About this task: Write out the data in full, exactly as shown.

Material provided:
○ ○ ○
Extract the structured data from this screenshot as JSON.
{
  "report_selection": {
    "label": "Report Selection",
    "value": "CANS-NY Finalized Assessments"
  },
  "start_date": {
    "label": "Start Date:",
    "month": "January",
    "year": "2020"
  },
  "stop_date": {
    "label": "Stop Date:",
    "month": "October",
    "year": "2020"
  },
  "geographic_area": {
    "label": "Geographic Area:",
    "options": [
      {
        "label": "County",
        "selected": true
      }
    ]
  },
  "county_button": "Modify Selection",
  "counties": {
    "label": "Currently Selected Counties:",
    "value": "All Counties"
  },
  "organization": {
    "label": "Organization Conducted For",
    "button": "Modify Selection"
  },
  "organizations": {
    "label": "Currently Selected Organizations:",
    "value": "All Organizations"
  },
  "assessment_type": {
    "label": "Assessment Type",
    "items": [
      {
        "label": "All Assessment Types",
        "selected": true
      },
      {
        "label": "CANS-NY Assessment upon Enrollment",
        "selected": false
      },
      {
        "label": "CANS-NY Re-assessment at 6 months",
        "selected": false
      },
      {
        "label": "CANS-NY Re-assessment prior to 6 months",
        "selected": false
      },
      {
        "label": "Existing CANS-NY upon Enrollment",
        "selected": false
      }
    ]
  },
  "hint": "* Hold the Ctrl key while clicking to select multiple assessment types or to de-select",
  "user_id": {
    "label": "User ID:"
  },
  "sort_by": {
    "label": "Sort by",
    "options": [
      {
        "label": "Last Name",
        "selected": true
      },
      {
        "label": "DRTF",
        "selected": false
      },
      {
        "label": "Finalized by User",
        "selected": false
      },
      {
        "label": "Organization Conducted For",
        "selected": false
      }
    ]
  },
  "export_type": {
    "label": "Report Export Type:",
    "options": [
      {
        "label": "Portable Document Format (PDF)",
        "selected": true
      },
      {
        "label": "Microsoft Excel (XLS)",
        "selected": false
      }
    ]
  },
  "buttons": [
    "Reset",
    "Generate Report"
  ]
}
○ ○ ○
Task response:
Extract the structured data from this screenshot as JSON.
{
  "report_selection": {
    "label": "Report Selection",
    "value": "CANS-NY Finalized Assessments"
  },
  "start_date": {
    "label": "Start Date:",
    "month": "January",
    "year": "2020"
  },
  "stop_date": {
    "label": "Stop Date:",
    "month": "October",
    "year": "2020"
  },
  "geographic_area": {
    "label": "Geographic Area:",
    "options": [
      {
        "label": "County",
        "selected": true
      }
    ]
  },
  "county_button": "Modify Selection",
  "counties": {
    "label": "Currently Selected Counties:",
    "value": "All Counties"
  },
  "organization": {
    "label": "Organization Conducted For",
    "button": "Modify Selection"
  },
  "organizations": {
    "label": "Currently Selected Organizations:",
    "value": "All Organizations"
  },
  "assessment_type": {
    "label": "Assessment Type",
    "items": [
      {
        "label": "All Assessment Types",
        "selected": true
      },
      {
        "label": "CANS-NY Assessment upon Enrollment",
        "selected": false
      },
      {
        "label": "CANS-NY Re-assessment at 6 months",
        "selected": false
      },
      {
        "label": "CANS-NY Re-assessment prior to 6 months",
        "selected": false
      },
      {
        "label": "Existing CANS-NY upon Enrollment",
        "selected": false
      }
    ]
  },
  "hint": "* Hold the Ctrl key while clicking to select multiple assessment types or to de-select",
  "user_id": {
    "label": "User ID:"
  },
  "sort_by": {
    "label": "Sort by",
    "options": [
      {
        "label": "Last Name",
        "selected": true
      },
      {
        "label": "DRTF",
        "selected": false
      },
      {
        "label": "Finalized by User",
        "selected": false
      },
      {
        "label": "Organization Conducted For",
        "selected": false
      }
    ]
  },
  "export_type": {
    "label": "Report Export Type:",
    "options": [
      {
        "label": "Portable Document Format (PDF)",
        "selected": true
      },
      {
        "label": "Microsoft Excel (XLS)",
        "selected": false
      }
    ]
  },
  "buttons": [
    "Reset",
    "Generate Report"
  ]
}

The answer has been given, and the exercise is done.